What you return should match the entries below exactly, only without the images.
Data to process START
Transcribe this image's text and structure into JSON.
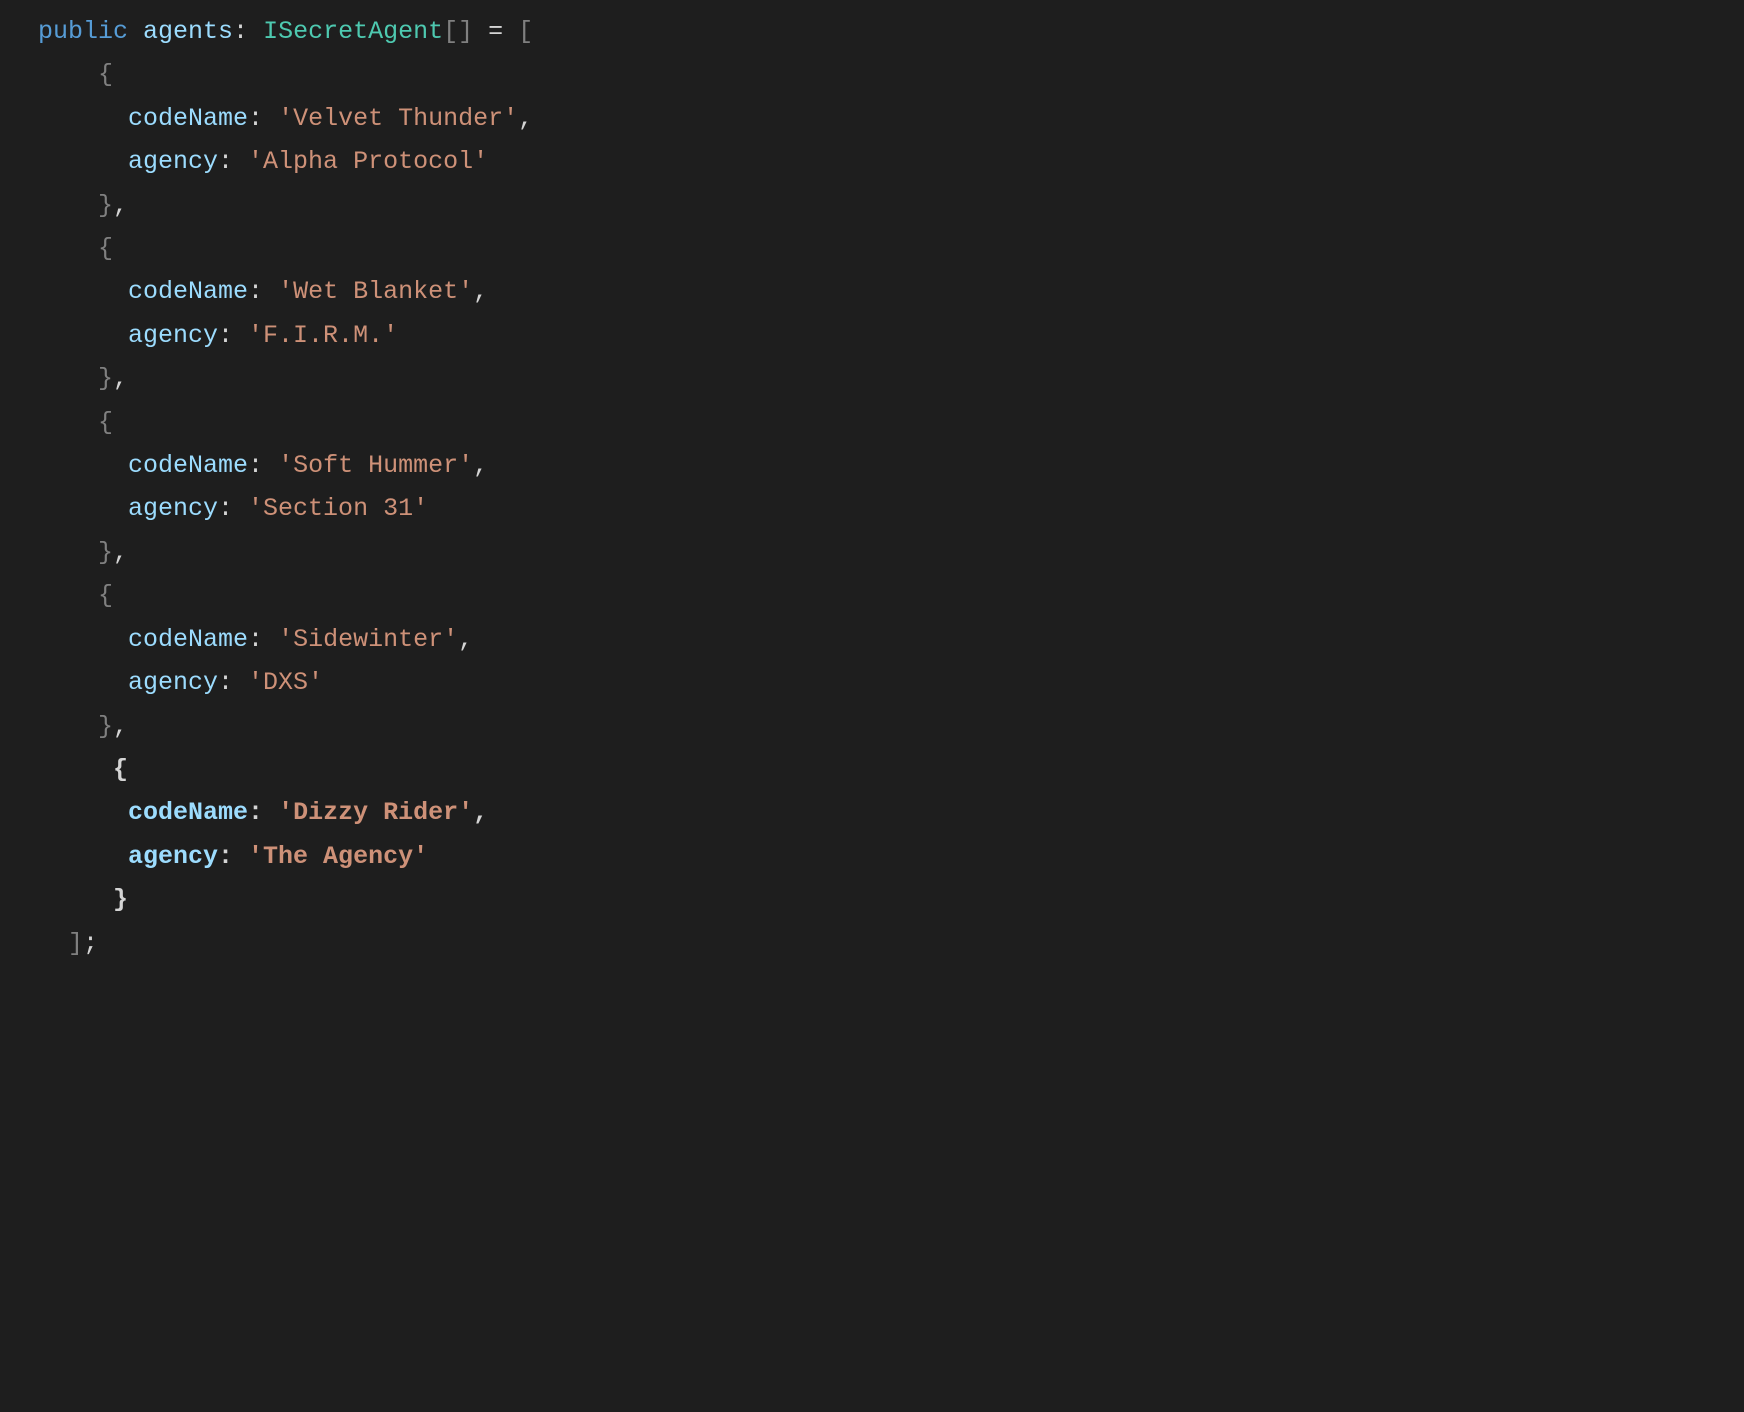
{
  "tokens": {
    "public": "public",
    "agents": "agents",
    "type": "ISecretAgent",
    "codeName": "codeName",
    "agency": "agency"
  },
  "entries": [
    {
      "codeName": "'Velvet Thunder'",
      "agency": "'Alpha Protocol'"
    },
    {
      "codeName": "'Wet Blanket'",
      "agency": "'F.I.R.M.'"
    },
    {
      "codeName": "'Soft Hummer'",
      "agency": "'Section 31'"
    },
    {
      "codeName": "'Sidewinter'",
      "agency": "'DXS'"
    },
    {
      "codeName": "'Dizzy Rider'",
      "agency": "'The Agency'"
    }
  ]
}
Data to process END
* [Task answer]
Transcribe this image's text and structure into JSON.
{
  "tokens": {
    "public": "public",
    "agents": "agents",
    "type": "ISecretAgent",
    "codeName": "codeName",
    "agency": "agency"
  },
  "entries": [
    {
      "codeName": "'Velvet Thunder'",
      "agency": "'Alpha Protocol'"
    },
    {
      "codeName": "'Wet Blanket'",
      "agency": "'F.I.R.M.'"
    },
    {
      "codeName": "'Soft Hummer'",
      "agency": "'Section 31'"
    },
    {
      "codeName": "'Sidewinter'",
      "agency": "'DXS'"
    },
    {
      "codeName": "'Dizzy Rider'",
      "agency": "'The Agency'"
    }
  ]
}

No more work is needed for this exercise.